“A price increase coming out of Early Access makes a lot of sense to me,” Sigman said via email. “As far as I’m concerned, as the developer you want to reward early adopters the best that you can. After all, early adopters who took an early risk got a discount and were able to ARK Items take part in influencing the game.

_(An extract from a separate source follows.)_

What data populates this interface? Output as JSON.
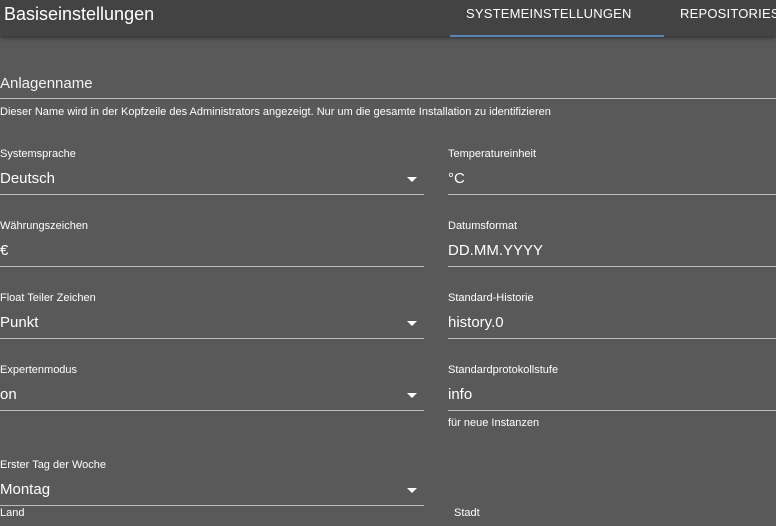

That’s real value for people to buy into Early Access.”
In this sense, a launch price increase serves as an incentive to buy early, and a reward for those who do. You could also argue it acts as a testament to a game’s completion, a concrete way for developers to tell would-be buyers that they’ve fixed all the problems from Early Access and the game is now worth more.
Mark Morris, managing director at Introversion Software, which released Prison Architect via Early Access, offered another perspective. “I think that when you first price a game, even in Early Access, you anchor it to a particular price point,” Morris said via email. “Significant increases are always going to be perceived as a problem … if I’m being honest, I think that a doubling of the price is a pretty bitter pill to swallow—I’m not sure it’s something I would be comfortable doing!”